This new revelation goes beyond “morally dubious”. If as true as reported, the acts of those involved are nigh-on depraved (and potentially perverting the course of justice). Milly Dowler’s parents took the removal of voicemail messages as a sign, however small, that their daughter was still alive. It is beyond all reasonable considerations for most sane, rounded individuals that anybody could consider the deleting of messages to be justified in the search of a story.

We are, let us admit and concede, all hungry for scandal, shock, something new in the ongoing storylines of life. When I blogged about the celebrity injunctions earlier this year, search terms “injunction footballer” and “footballer named on Have I Got News For You” landed people here in the desperate search for the identity of the man involved. Despite the outrage over paparazzi behaviour, the death of Diana, hounding of her children, sales for Royal Wedding special editions soared. The “public interest” excuse feeds the tabloids, and the tabloids feed us.

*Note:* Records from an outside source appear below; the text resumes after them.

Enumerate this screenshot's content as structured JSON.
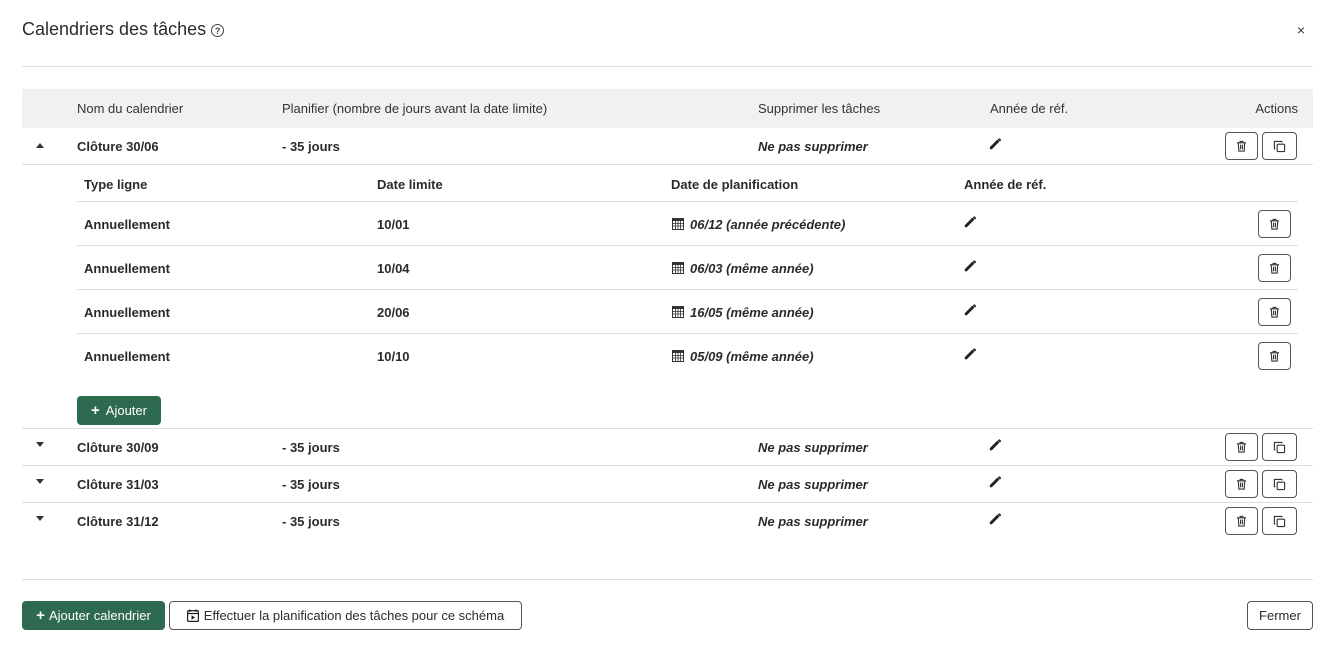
{
  "modal": {
    "title": "Calendriers des tâches",
    "close": "×"
  },
  "table": {
    "headers": {
      "name": "Nom du calendrier",
      "plan": "Planifier (nombre de jours avant la date limite)",
      "delete_tasks": "Supprimer les tâches",
      "ref_year": "Année de réf.",
      "actions": "Actions"
    },
    "calendars": [
      {
        "name": "Clôture 30/06",
        "plan": "- 35 jours",
        "delete_tasks": "Ne pas supprimer",
        "expanded": true
      },
      {
        "name": "Clôture 30/09",
        "plan": "- 35 jours",
        "delete_tasks": "Ne pas supprimer",
        "expanded": false
      },
      {
        "name": "Clôture 31/03",
        "plan": "- 35 jours",
        "delete_tasks": "Ne pas supprimer",
        "expanded": false
      },
      {
        "name": "Clôture 31/12",
        "plan": "- 35 jours",
        "delete_tasks": "Ne pas supprimer",
        "expanded": false
      }
    ],
    "subtable": {
      "headers": {
        "type": "Type ligne",
        "deadline": "Date limite",
        "planning_date": "Date de planification",
        "ref_year": "Année de réf."
      },
      "rows": [
        {
          "type": "Annuellement",
          "deadline": "10/01",
          "planning_date": "06/12 (année précédente)"
        },
        {
          "type": "Annuellement",
          "deadline": "10/04",
          "planning_date": "06/03 (même année)"
        },
        {
          "type": "Annuellement",
          "deadline": "20/06",
          "planning_date": "16/05 (même année)"
        },
        {
          "type": "Annuellement",
          "deadline": "10/10",
          "planning_date": "05/09 (même année)"
        }
      ],
      "add_label": "Ajouter"
    }
  },
  "footer": {
    "add_calendar": "Ajouter calendrier",
    "run_planning": "Effectuer la planification des tâches pour ce schéma",
    "close": "Fermer"
  },
  "colors": {
    "primary": "#2d6a4f",
    "header_bg": "#f1f1f1",
    "border": "#dedede"
  },
  "icons": {
    "help": "help-circle-icon",
    "edit": "pencil-icon",
    "delete": "trash-icon",
    "copy": "copy-icon",
    "calendar": "calendar-grid-icon",
    "planning": "calendar-play-icon"
  }
}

The Milly Dowler revelations reach far beyond anything connected with a journo’s desire for an exclusive. This may be the product of the twisted relationship between public and press, but that cannot be used as even fleeting justification. Plain wrong, from top to bottom, now would be a very good time for somebody with Government (Mssrs Hunt, Cameron, Cable, we look to you) to ensure News International are blocked from gaining any more ground on the UK’s media market. This episode was bleak enough; the stench of distaste should not permeate any further.